Consider the way Tehran is attempting to put Radio Farda ("Farda" means tomorrow in Persian) in a bind. The Iranian government calls Farda a "counterrevolutionary radio station." In fact, Farda simply provides the Iranian people the news their government denies them. Our ratings remain high. The regime expends considerable effort trying to jam our signals and block access to our website. It's not hard to understand why.
This summer, Farda provided in-depth reporting on Iranian protests over the regime's gas-rationing policies. Farda relied on stringers around the country for dozens of interviews with experts, officials, and ordinary citizens. We provided first-rate, objective analysis from economists outside Iran. While there had been some opening in the media landscape under reformist President Mohammad Khatami, this process of liberalization was shut down by Mahmud Ahmadinejad after he became president in 2005.
Today, government censors tell editors how they may cover "sensitive" stories. One may, for example, report on Iran's debate with the world community over Tehran's nuclear program. One may not, however, use the words "bomb" or "United Nations Security Council." Not surprisingly, news-hungry Iranians turn to Farda and Voice of America for accurate news and information.

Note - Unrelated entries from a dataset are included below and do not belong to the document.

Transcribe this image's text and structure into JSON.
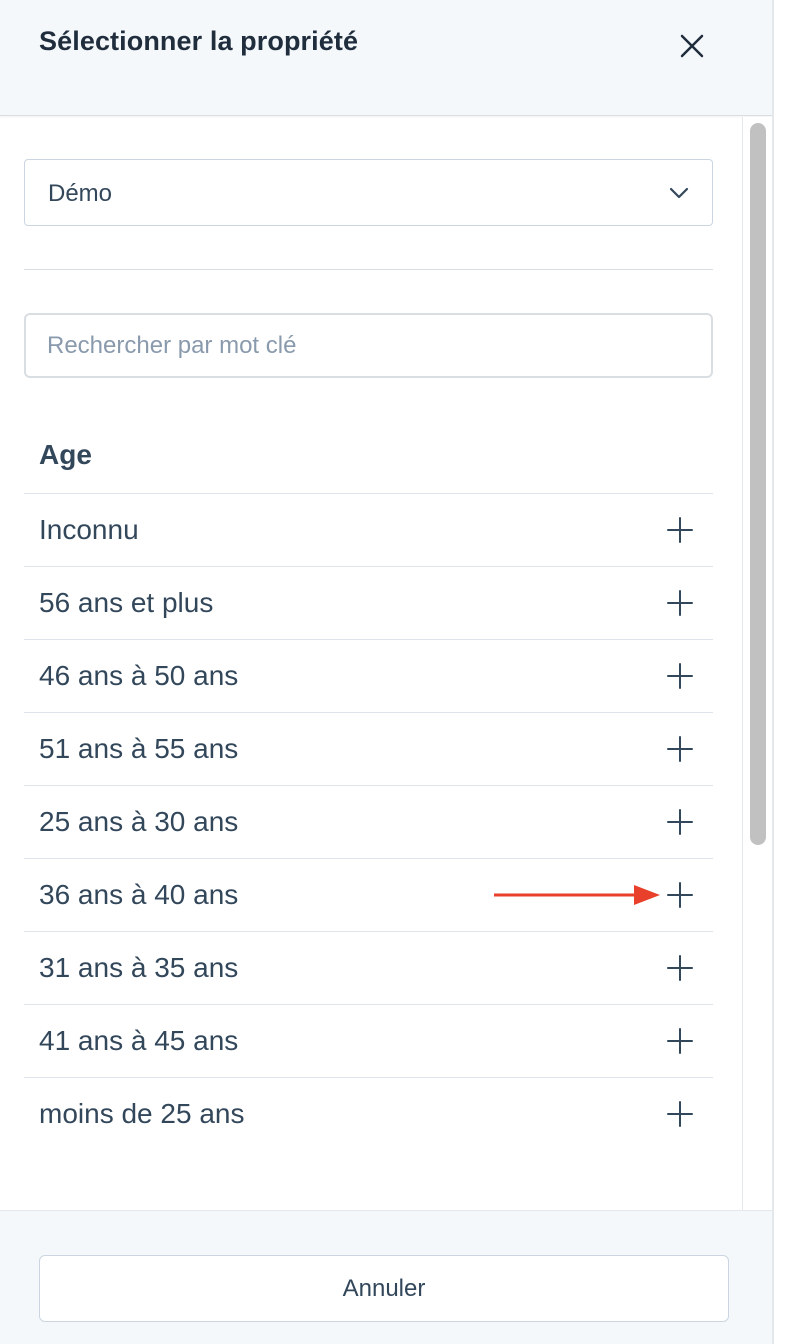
{
  "header": {
    "title": "Sélectionner la propriété",
    "close_icon": "close-icon"
  },
  "filter": {
    "selected": "Démo"
  },
  "search": {
    "placeholder": "Rechercher par mot clé",
    "value": ""
  },
  "group": {
    "title": "Age",
    "items": [
      {
        "label": "Inconnu"
      },
      {
        "label": "56 ans et plus"
      },
      {
        "label": "46 ans à 50 ans"
      },
      {
        "label": "51 ans à 55 ans"
      },
      {
        "label": "25 ans à 30 ans"
      },
      {
        "label": "36 ans à 40 ans"
      },
      {
        "label": "31 ans à 35 ans"
      },
      {
        "label": "41 ans à 45 ans"
      },
      {
        "label": "moins de 25 ans"
      }
    ]
  },
  "footer": {
    "cancel_label": "Annuler"
  },
  "colors": {
    "text": "#33475b",
    "title": "#1f2d3d",
    "header_bg": "#f5f8fa",
    "annotation_arrow": "#e8402a"
  }
}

Recently, Farda covered the arrests of members of Tehran's bus drivers union. Our broadcasters reported on the expulsion of Baha'i students from Iranian universities. This summer we analyzed the crackdown on women's dress code violations. Last week we featured a sad, bizarre story on "dog prisons" in Iran (clerical rulers view pet dogs as out of step with Islam); some police officers are apparently chafing under pressure to arrest kids walking their pets in parks. These social fissures are important. In a free society, independent media would feel obliged to cover them.

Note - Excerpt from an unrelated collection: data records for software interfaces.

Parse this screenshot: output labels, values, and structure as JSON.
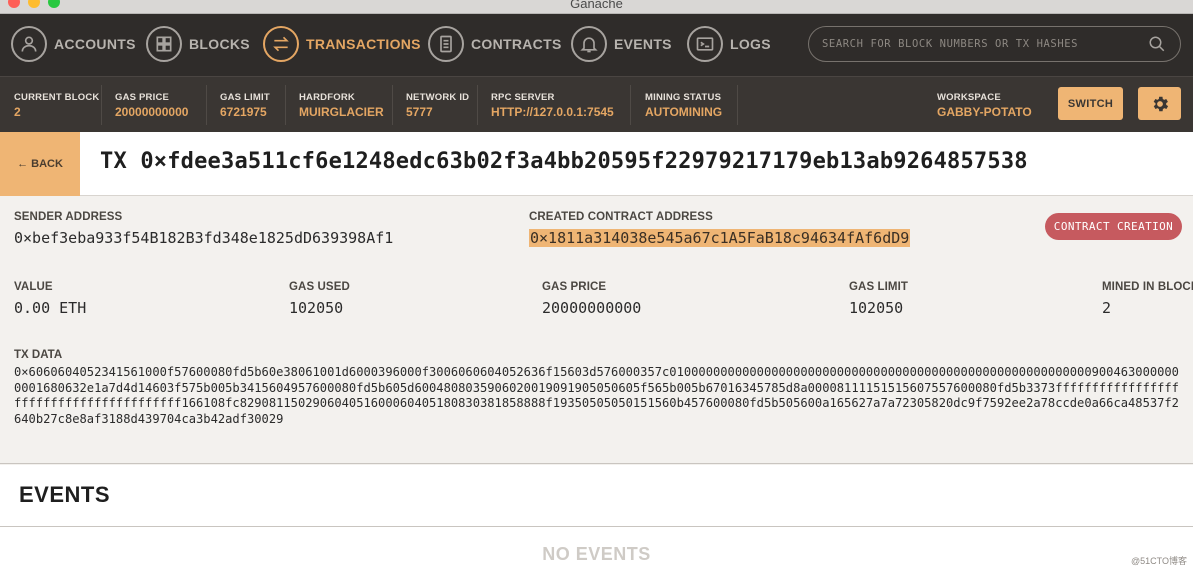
{
  "window": {
    "title": "Ganache"
  },
  "nav": {
    "items": [
      {
        "label": "ACCOUNTS",
        "icon": "person-icon"
      },
      {
        "label": "BLOCKS",
        "icon": "grid-icon"
      },
      {
        "label": "TRANSACTIONS",
        "icon": "swap-arrows-icon",
        "active": true
      },
      {
        "label": "CONTRACTS",
        "icon": "document-icon"
      },
      {
        "label": "EVENTS",
        "icon": "bell-icon"
      },
      {
        "label": "LOGS",
        "icon": "terminal-icon"
      }
    ],
    "search_placeholder": "SEARCH FOR BLOCK NUMBERS OR TX HASHES"
  },
  "status": {
    "current_block": {
      "label": "CURRENT BLOCK",
      "value": "2"
    },
    "gas_price": {
      "label": "GAS PRICE",
      "value": "20000000000"
    },
    "gas_limit": {
      "label": "GAS LIMIT",
      "value": "6721975"
    },
    "hardfork": {
      "label": "HARDFORK",
      "value": "MUIRGLACIER"
    },
    "network_id": {
      "label": "NETWORK ID",
      "value": "5777"
    },
    "rpc_server": {
      "label": "RPC SERVER",
      "value": "HTTP://127.0.0.1:7545"
    },
    "mining_status": {
      "label": "MINING STATUS",
      "value": "AUTOMINING"
    },
    "workspace": {
      "label": "WORKSPACE",
      "value": "GABBY-POTATO"
    },
    "switch_label": "SWITCH"
  },
  "tx": {
    "back_label": "← BACK",
    "title": "TX 0×fdee3a511cf6e1248edc63b02f3a4bb20595f22979217179eb13ab9264857538",
    "sender": {
      "label": "SENDER ADDRESS",
      "value": "0×bef3eba933f54B182B3fd348e1825dD639398Af1"
    },
    "created_contract": {
      "label": "CREATED CONTRACT ADDRESS",
      "value": "0×1811a314038e545a67c1A5FaB18c94634fAf6dD9"
    },
    "badge": "CONTRACT CREATION",
    "value": {
      "label": "VALUE",
      "value": "0.00 ETH"
    },
    "gas_used": {
      "label": "GAS USED",
      "value": "102050"
    },
    "gas_price": {
      "label": "GAS PRICE",
      "value": "20000000000"
    },
    "gas_limit": {
      "label": "GAS LIMIT",
      "value": "102050"
    },
    "mined_in_block": {
      "label": "MINED IN BLOCK",
      "value": "2"
    },
    "tx_data": {
      "label": "TX DATA",
      "value": "0×6060604052341561000f57600080fd5b60e38061001d6000396000f3006060604052636f15603d576000357c01000000000000000000000000000000000000000000000000000000009004630000000001680632e1a7d4d14603f575b005b3415604957600080fd5b605d6004808035906020019091905050605f565b005b67016345785d8a00008111151515607557600080fd5b3373ffffffffffffffffffffffffffffffffffffffff166108fc829081150290604051600060405180830381858888f19350505050151560b457600080fd5b505600a165627a7a72305820dc9f7592ee2a78ccde0a66ca48537f2640b27c8e8af3188d439704ca3b42adf30029"
    }
  },
  "events": {
    "title": "EVENTS",
    "empty_text": "NO EVENTS"
  },
  "watermark": "@51CTO博客"
}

Our broadcasters and correspondents are brave to do what they do. Intelligence officers in Tehran interrogate and threaten family members of Farda staffers. This summer, a young journalist working for us was summoned by an Iranian court to face charges of conducting "activities against national security." Authorities have threatened to take possession of his aunt's house (in exchange for "bail" he "owes") should he not appear for trial. Another colleague expressed concern to me about activities of the Iranian Embassy in Prague. In the 1980s and early 1990s, the Iranian regime moved hard against exiles, killing Iranian citizens in numerous European countries. Iran's foreign minister, when he was ambassador to Turkey in the late 1980s, was expelled when it was discovered that he was involved in nabbing Iranian dissidents. Such activities, unfortunately, do not seem to have stopped; Iranian authorities have discouraged Parnaz Azima from returning to Farda.
In this context, it can be disheartening to witness the endless bickering in Washington over how to help Iranian civil society. It is strange to hear the outcry from some who rail against the U.S. government's earmark of $75 million to aid the effort. That seems a paltry sum considering the importance and magnitude of the task at hand. Does the regime use this modest support as a pretext to crack down on dissidents? Of course it does. That's what dictators do. All of us are still waiting for those flawless and risk-free alternatives.
Our Farda team is hardly a monolith. Our roughly three dozen colleagues include social democrats, monarchists, passionate pro-Americans and ardent critics of the U.S. president and his policies. Our youngest employee is 23, the oldest 73. One thing unites this diverse group: the conviction that Iran deserves a decent, accountable government and a political system far freer and more tolerant than the current one. For some that sounds like the dirty words "regime change." That's a pity. I thought we all liked "soft power," especially after Iraq. Many of us think this work still represents America at its best.